  1. Sending
Sending is related to itineracy and open Itineracy, and this is how churches most directly experience our leadership as bishops.  This is the practice of missional appointment-making and the call to spread scriptural holiness.  Our discernment in sending clergy to ministries is related to the question many United Methodists are most concerned about, “Who is my pastor?” or “Who will be my next pastor?”
  1. Missional Strategy
Missional Strategy is our work with cabinets, primarily district superintendents, and this work is first done in annual conferences and residential areas.  This is our calling to lead people in the mission of witness and service, and this is the work of increasing the influence of Wesleyan Christianity in a region.
  1. “New Ways of Embodying Unity” (Mission, Vision and Scope of the Way Forward)
Our consecration vow is to seek the unity of the church.  As an active pursuit, it is to accompany conversations across our church.  We serve as bishops at a time when the connection is “strained” (Mission, Vision and Scope).  We sense the strength of unity and mission at the level of the annual conference, which is the “basic body of the church” (Book of Discipline, 33), and we see great promise for our future in the annual conferences. 
  1.  A Global Church

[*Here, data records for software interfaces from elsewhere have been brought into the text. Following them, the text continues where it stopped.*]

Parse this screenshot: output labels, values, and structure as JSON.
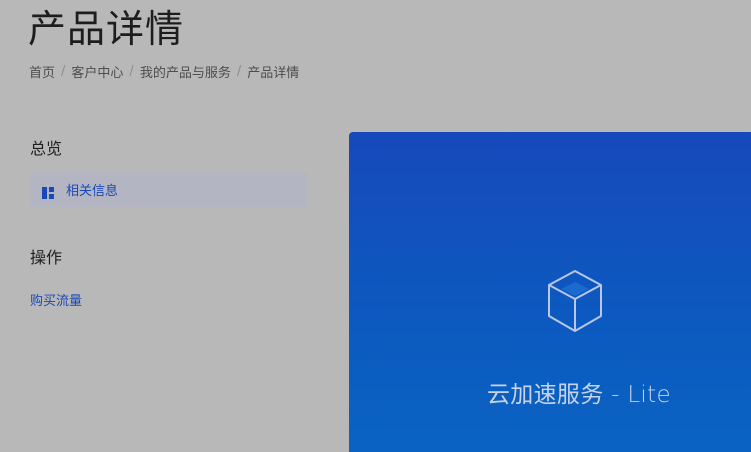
{
  "header": {
    "title": "产品详情"
  },
  "breadcrumb": {
    "items": [
      "首页",
      "客户中心",
      "我的产品与服务",
      "产品详情"
    ],
    "separator": "/"
  },
  "sidebar": {
    "overview_heading": "总览",
    "overview_items": [
      {
        "label": "相关信息",
        "icon": "dashboard-icon",
        "active": true
      }
    ],
    "actions_heading": "操作",
    "action_links": [
      {
        "label": "购买流量"
      }
    ]
  },
  "hero": {
    "title": "云加速服务 - Lite",
    "icon": "cube-icon"
  },
  "colors": {
    "background": "#b8b8b8",
    "link": "#1a48b8",
    "active_item_bg": "#b3b5c2",
    "hero_gradient_top": "#1749bb",
    "hero_gradient_bottom": "#0a63c2"
  }
}
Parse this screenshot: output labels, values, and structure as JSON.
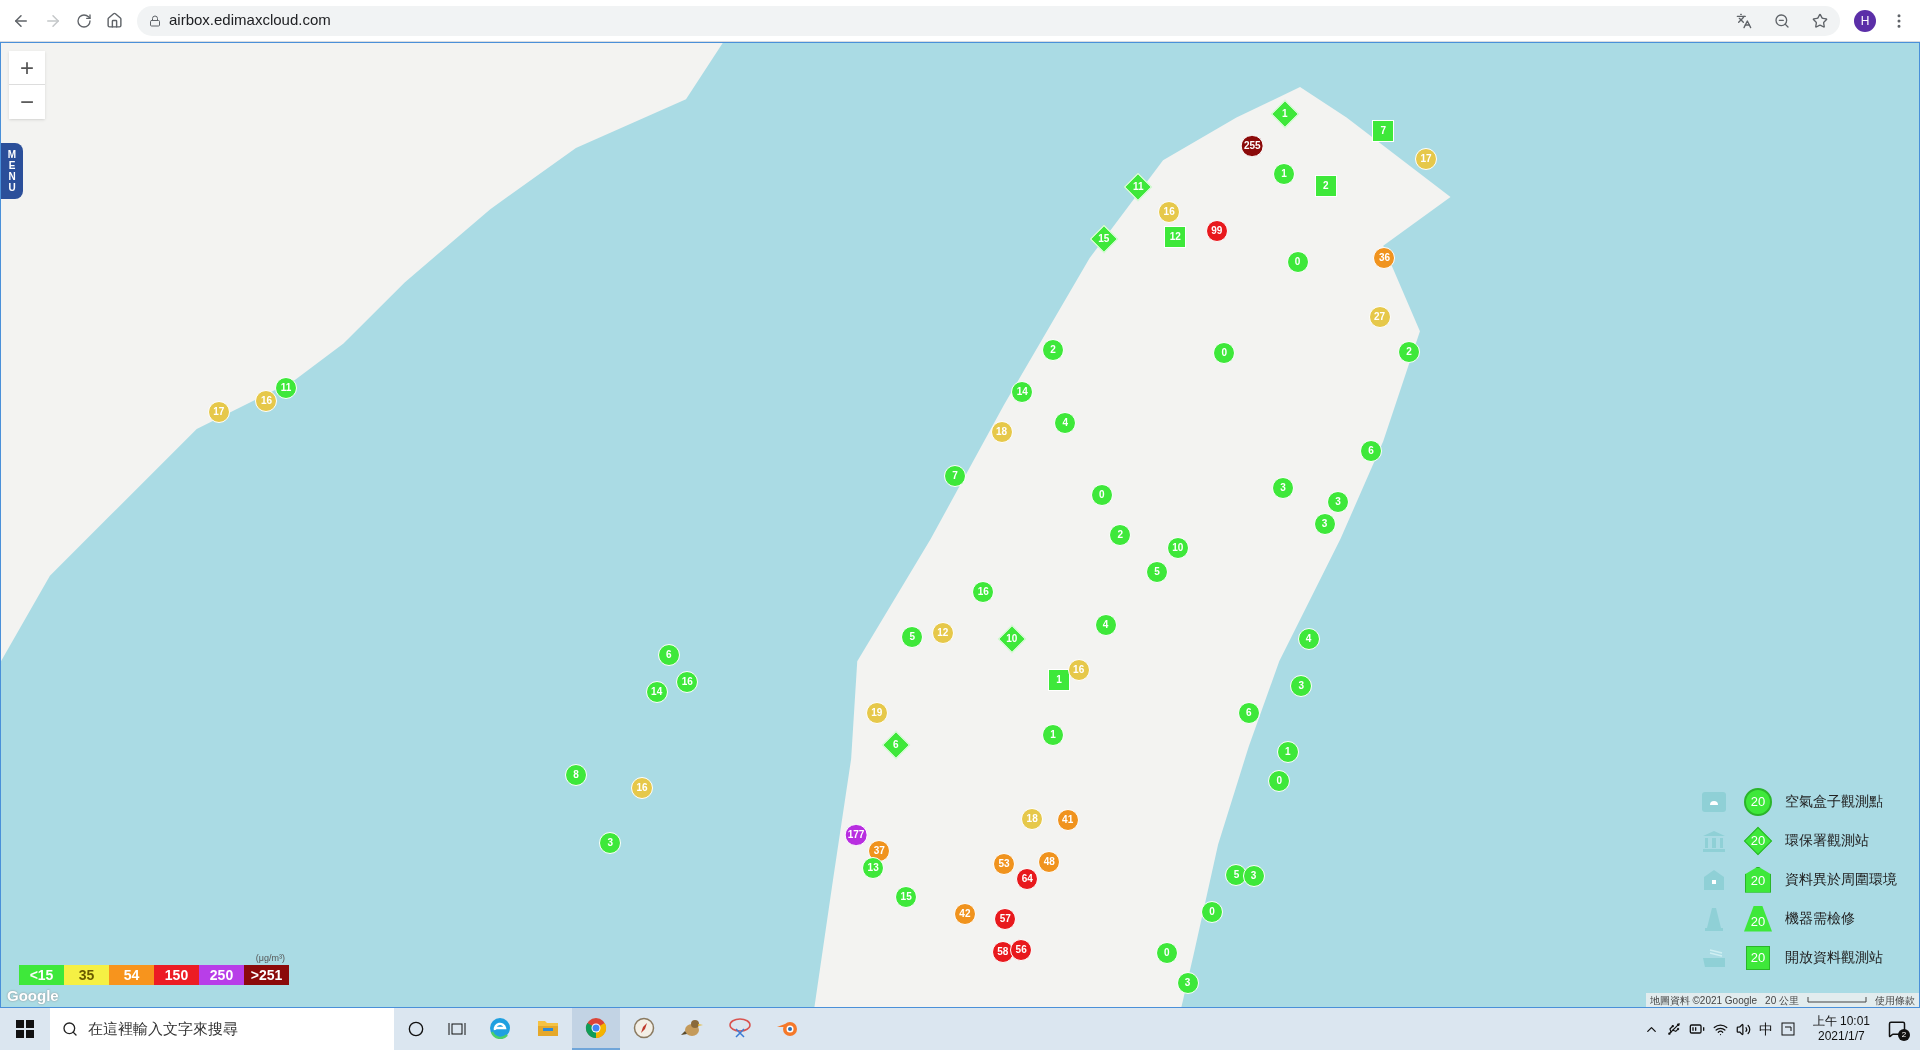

We sense a maturing in a global church, and a movement from global governance to global  relationships as we consider “new ways of being in relationship across cultures and jurisdictions” (Mission, Vision, Scope). Our missional partnerships are critical responses to human need, the great commission and the great commandment.   At the same time, our present way of being a global church is unsustainable from the perspective of polity and financial stewardship.
  1. Spiritual Leadership
We will seek to strengthen our annual conferences in 2019 through the ministries of sending and missional strategy.  Our primary work is not legislative or legalistic.  In this season, our primary calling is to discover new ways of embodying unity through structure, mission and relationships (John 17).  As we noted in December 2018 and May 2019, this leadership is prophetic—we confess the harm done to the LGBTQIA community across our world by our church—and pastoral—we will continue in a ministry of deep listening to all of the people of our church, and we will exercise the teaching office as bishops called and consecrated to serve in this season. 
 Bishop Kenneth H. Carter, Jr.
President, Council of Bishops, The United Methodist Church